To do: What lines of the data below include the word "JSON"? Report them by copying each.

Data for this exercise:
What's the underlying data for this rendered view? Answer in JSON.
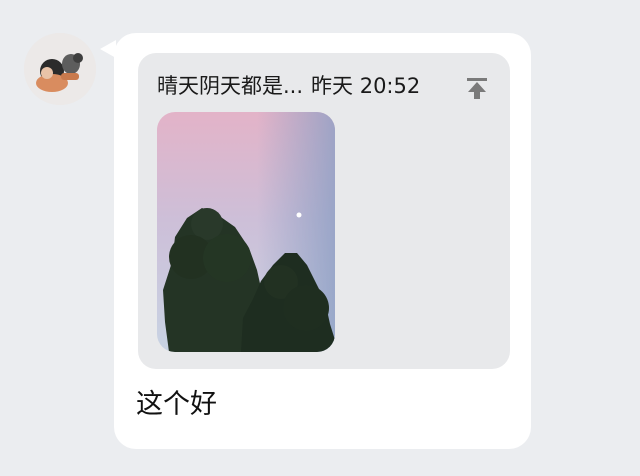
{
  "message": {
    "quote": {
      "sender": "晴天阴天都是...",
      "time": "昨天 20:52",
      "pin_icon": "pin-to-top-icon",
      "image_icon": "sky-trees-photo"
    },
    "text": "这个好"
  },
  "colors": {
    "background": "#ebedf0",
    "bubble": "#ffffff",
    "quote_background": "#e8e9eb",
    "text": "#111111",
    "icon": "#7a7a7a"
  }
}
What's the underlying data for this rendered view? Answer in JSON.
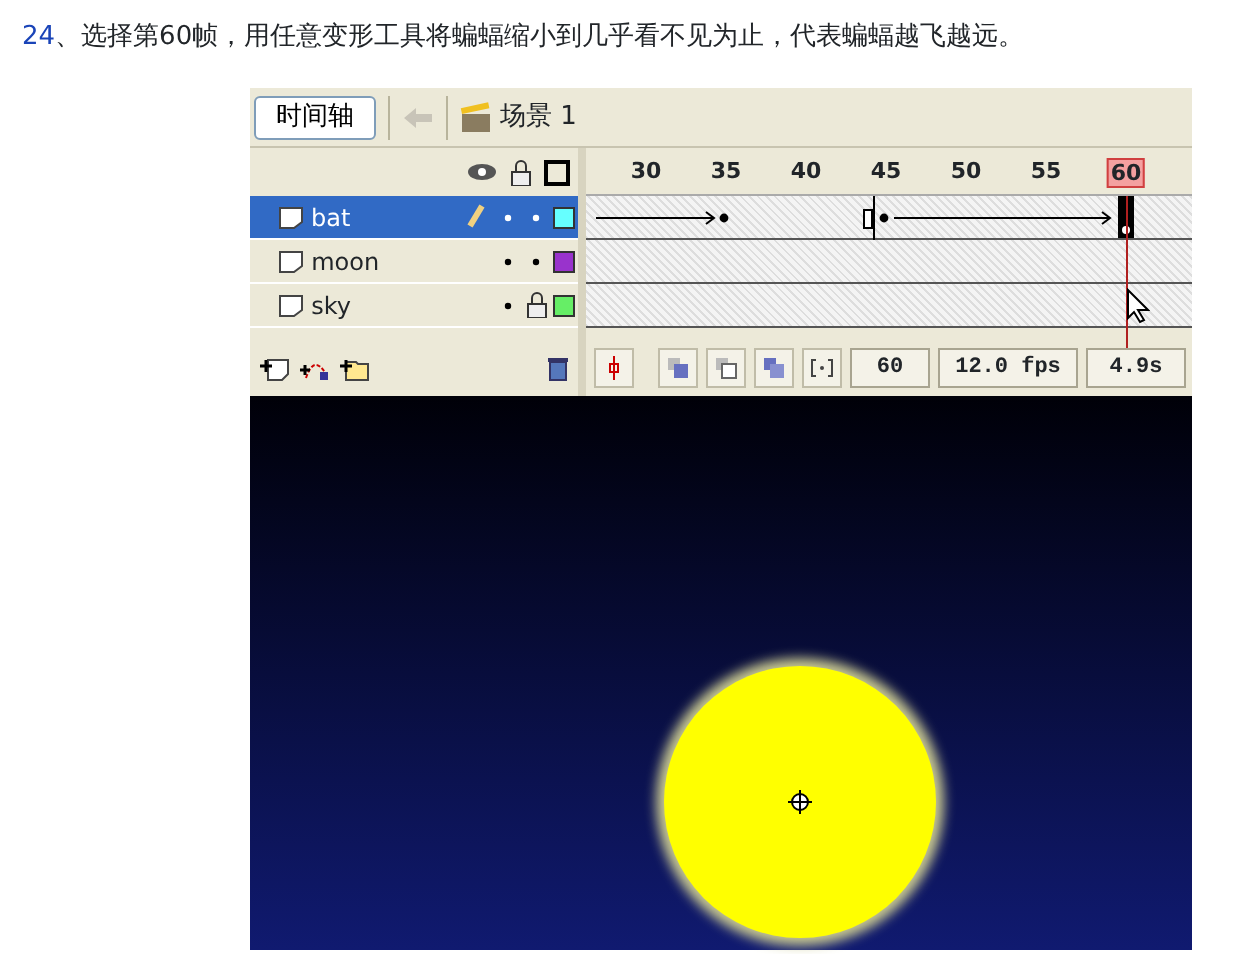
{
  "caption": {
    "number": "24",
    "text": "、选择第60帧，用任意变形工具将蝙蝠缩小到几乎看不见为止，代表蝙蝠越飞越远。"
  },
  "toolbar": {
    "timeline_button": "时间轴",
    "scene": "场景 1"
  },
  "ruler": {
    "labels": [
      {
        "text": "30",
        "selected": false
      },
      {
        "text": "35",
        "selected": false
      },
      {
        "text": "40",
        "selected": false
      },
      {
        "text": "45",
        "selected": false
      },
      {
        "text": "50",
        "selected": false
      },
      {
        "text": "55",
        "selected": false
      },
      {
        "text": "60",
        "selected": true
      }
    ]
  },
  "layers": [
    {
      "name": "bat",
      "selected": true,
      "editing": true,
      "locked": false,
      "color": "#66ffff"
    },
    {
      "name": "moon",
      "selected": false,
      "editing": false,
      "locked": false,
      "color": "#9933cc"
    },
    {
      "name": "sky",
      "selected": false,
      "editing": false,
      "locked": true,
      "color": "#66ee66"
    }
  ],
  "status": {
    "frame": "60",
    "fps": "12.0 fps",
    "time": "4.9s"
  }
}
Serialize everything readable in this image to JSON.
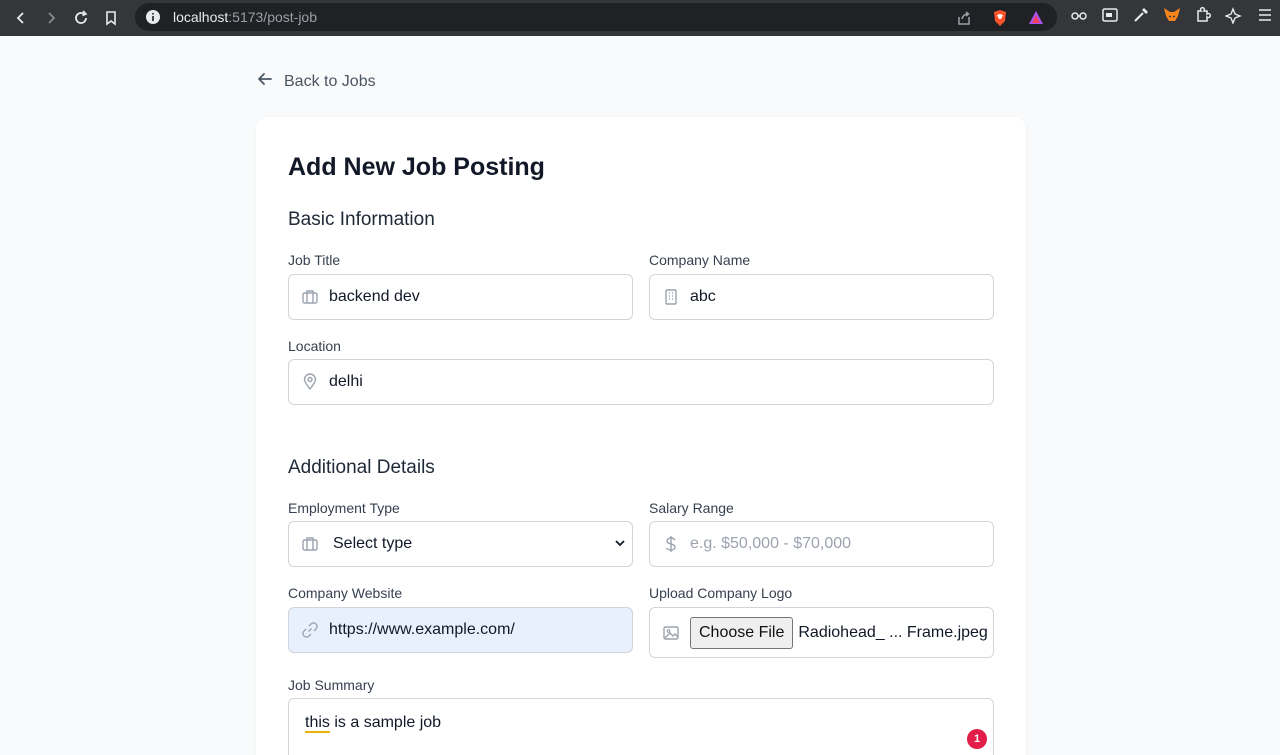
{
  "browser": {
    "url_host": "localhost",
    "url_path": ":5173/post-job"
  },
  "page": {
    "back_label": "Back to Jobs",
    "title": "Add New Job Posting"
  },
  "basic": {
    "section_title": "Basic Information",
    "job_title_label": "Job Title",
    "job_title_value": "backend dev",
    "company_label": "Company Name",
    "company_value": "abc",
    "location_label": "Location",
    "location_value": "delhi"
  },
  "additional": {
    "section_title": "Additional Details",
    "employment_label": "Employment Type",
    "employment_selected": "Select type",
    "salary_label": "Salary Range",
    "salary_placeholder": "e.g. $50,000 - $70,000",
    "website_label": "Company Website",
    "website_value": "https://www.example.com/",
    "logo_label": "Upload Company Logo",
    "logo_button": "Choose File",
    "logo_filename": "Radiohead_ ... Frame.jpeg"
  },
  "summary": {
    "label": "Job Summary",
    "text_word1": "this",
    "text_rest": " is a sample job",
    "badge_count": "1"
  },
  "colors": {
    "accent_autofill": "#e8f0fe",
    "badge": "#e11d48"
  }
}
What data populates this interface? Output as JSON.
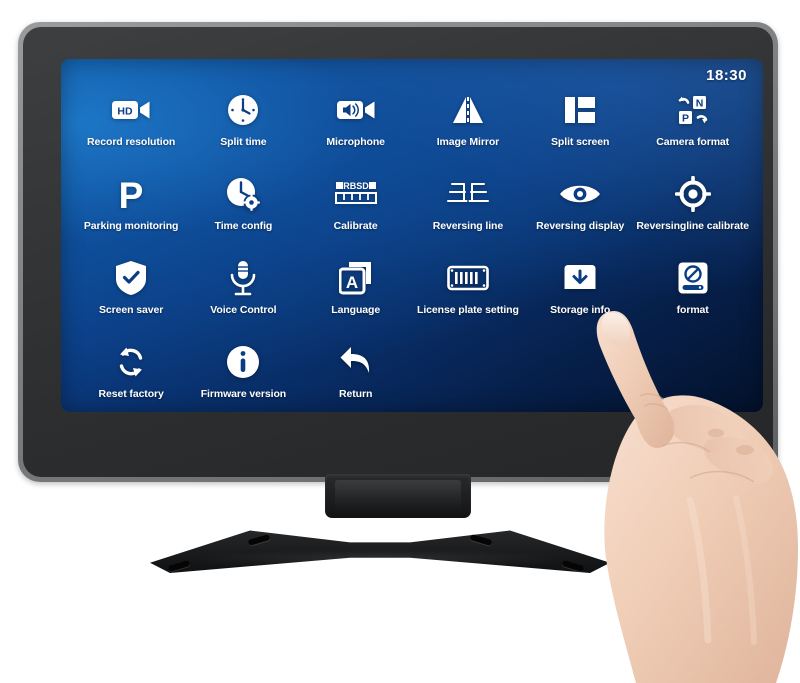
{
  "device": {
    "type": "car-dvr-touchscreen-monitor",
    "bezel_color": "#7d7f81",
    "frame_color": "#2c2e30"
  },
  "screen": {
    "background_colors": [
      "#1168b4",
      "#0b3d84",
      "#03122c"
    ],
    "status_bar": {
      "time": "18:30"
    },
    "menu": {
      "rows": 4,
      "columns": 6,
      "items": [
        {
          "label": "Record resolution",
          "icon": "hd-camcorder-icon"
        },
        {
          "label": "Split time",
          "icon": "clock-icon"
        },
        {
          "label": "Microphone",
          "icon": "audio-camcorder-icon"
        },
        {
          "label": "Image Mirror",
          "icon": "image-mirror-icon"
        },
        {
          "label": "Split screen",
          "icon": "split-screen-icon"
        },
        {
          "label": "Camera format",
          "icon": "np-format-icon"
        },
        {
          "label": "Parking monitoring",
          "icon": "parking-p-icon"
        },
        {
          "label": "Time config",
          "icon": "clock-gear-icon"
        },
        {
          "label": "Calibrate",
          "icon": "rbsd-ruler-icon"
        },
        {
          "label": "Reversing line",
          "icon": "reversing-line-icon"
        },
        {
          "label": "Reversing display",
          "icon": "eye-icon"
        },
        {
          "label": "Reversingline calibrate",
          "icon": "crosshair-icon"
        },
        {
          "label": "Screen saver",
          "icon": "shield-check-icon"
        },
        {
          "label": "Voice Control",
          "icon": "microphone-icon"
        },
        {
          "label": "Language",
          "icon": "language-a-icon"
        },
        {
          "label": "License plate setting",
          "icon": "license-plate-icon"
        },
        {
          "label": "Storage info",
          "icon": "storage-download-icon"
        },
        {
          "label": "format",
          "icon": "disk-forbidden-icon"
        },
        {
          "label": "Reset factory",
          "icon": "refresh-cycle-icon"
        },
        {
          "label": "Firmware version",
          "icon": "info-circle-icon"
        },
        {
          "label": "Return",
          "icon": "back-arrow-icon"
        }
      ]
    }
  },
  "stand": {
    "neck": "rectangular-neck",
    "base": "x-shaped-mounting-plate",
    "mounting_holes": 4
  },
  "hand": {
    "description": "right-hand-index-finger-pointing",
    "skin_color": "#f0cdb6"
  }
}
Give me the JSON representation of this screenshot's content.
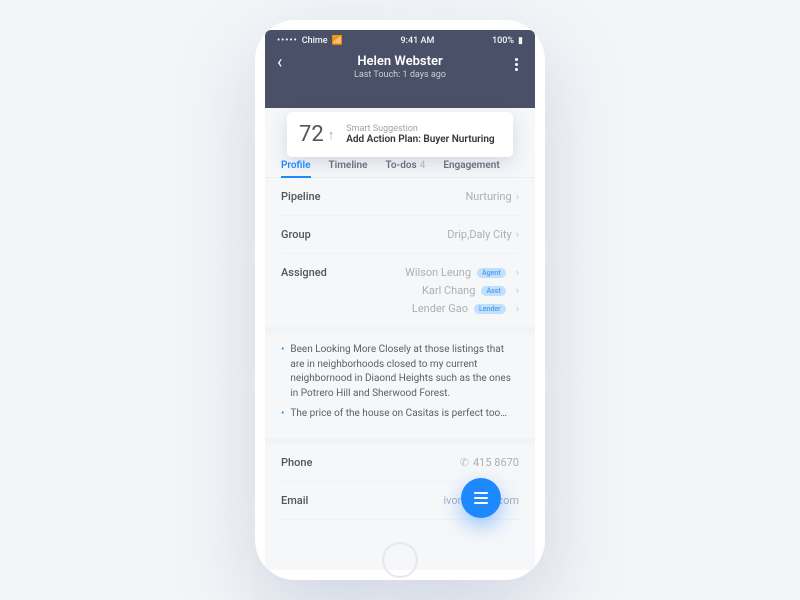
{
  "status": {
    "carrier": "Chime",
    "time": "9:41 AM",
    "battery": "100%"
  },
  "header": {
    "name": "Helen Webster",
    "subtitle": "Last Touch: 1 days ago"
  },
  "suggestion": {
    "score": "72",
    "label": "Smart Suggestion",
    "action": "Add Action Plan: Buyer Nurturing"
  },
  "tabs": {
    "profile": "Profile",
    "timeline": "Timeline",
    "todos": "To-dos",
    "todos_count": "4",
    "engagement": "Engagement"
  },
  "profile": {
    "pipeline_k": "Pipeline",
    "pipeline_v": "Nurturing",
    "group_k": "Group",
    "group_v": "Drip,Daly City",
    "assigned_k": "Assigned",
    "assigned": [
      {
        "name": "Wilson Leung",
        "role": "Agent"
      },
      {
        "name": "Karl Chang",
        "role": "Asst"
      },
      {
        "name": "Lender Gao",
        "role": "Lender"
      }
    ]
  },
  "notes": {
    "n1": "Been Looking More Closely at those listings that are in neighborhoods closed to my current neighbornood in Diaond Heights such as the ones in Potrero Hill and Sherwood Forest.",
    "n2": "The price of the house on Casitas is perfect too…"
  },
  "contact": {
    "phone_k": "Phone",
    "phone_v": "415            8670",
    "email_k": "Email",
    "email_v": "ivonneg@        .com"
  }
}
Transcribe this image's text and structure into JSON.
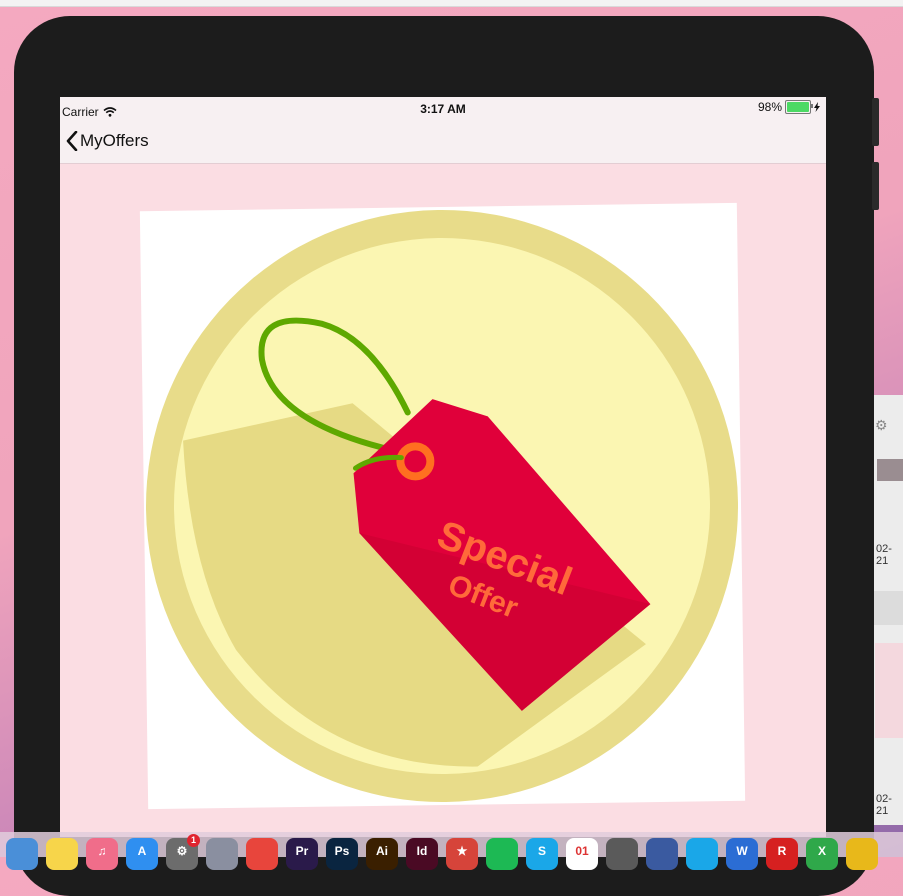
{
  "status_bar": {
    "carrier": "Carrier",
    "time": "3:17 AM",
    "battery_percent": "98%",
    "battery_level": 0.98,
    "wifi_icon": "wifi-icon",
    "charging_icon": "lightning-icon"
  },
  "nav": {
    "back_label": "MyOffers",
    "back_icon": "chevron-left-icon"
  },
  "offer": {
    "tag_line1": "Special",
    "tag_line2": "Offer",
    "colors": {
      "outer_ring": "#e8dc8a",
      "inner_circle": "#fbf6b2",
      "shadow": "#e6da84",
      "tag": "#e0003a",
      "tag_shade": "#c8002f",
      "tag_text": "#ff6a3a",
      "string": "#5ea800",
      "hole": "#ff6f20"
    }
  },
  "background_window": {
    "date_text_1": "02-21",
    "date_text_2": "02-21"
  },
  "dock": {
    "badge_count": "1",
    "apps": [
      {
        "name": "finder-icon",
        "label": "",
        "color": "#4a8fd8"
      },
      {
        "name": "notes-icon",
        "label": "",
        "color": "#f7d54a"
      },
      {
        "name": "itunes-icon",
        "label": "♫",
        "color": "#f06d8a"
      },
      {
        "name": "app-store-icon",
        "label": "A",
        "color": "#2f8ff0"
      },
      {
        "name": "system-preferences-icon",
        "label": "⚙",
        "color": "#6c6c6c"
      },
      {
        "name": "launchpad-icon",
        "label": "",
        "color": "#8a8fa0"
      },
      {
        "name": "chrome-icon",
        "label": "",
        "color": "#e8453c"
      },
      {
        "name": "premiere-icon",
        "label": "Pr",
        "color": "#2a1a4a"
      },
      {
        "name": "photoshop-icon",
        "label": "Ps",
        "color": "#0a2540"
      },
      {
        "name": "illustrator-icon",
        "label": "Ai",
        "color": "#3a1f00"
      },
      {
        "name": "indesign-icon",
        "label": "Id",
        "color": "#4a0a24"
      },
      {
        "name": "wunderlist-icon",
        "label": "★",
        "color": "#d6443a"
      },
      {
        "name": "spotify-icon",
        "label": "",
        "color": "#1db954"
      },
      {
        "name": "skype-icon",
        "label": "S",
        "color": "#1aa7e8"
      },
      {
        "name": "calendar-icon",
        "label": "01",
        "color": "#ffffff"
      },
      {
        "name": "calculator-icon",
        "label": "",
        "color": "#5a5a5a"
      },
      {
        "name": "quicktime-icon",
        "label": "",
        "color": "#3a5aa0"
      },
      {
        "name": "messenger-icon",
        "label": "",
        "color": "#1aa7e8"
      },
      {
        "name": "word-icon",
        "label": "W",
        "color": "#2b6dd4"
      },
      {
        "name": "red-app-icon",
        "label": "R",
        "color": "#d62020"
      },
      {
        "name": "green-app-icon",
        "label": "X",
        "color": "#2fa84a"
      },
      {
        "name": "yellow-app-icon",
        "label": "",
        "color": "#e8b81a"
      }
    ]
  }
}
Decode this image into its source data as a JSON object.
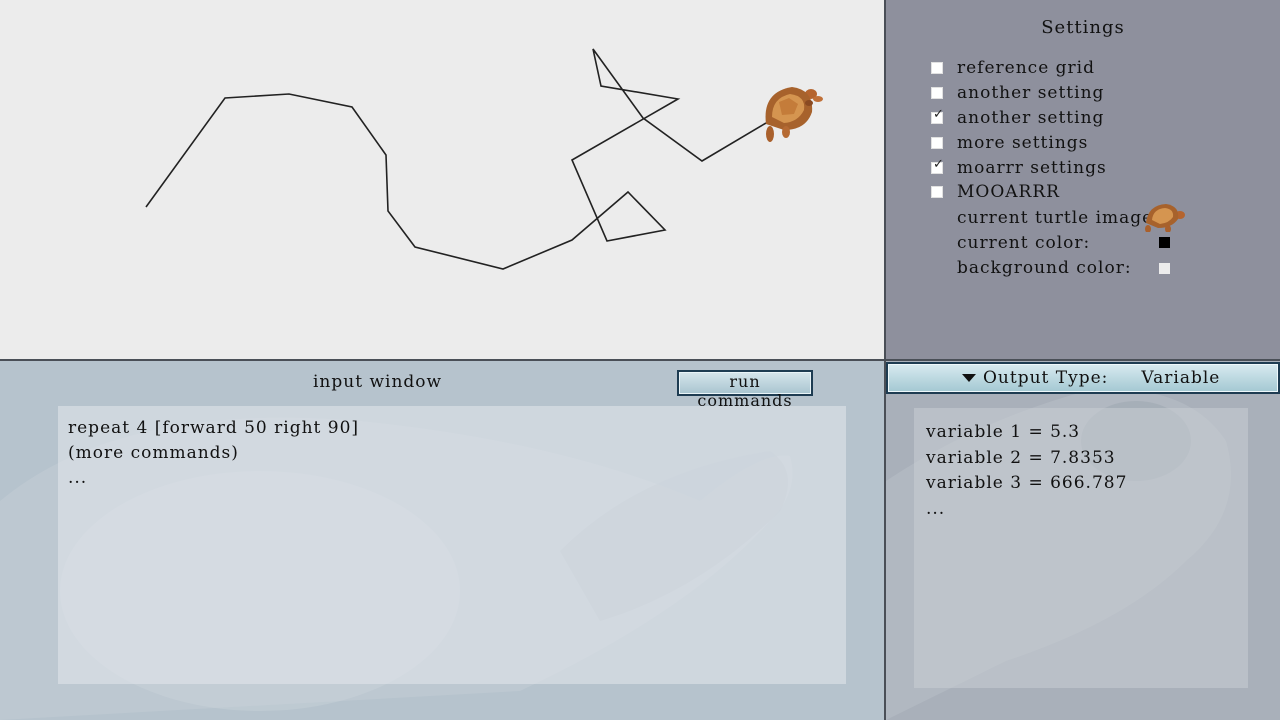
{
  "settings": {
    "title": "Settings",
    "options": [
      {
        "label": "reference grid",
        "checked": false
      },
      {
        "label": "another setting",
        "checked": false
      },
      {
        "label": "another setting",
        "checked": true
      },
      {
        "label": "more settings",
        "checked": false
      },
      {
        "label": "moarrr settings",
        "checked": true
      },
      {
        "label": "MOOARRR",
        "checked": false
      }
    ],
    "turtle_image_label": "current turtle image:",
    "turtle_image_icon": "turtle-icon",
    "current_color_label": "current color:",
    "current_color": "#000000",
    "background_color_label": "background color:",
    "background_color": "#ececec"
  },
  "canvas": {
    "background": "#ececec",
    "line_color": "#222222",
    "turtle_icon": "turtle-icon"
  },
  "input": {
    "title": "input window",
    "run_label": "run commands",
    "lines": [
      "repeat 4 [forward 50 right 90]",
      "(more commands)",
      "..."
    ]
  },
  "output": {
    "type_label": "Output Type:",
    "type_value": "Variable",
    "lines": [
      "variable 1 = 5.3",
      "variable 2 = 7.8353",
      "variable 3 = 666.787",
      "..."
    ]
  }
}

Result of this task:
What's the underlying data for this rendered view? Answer in JSON.
What's the underlying data for this rendered view? Answer in JSON.
Serialize everything readable in this image to JSON.
What data populates this interface? Output as JSON.
Give me the JSON representation of this screenshot's content.
Transcribe this image's text and structure into JSON.
Decode this image into its source data as a JSON object.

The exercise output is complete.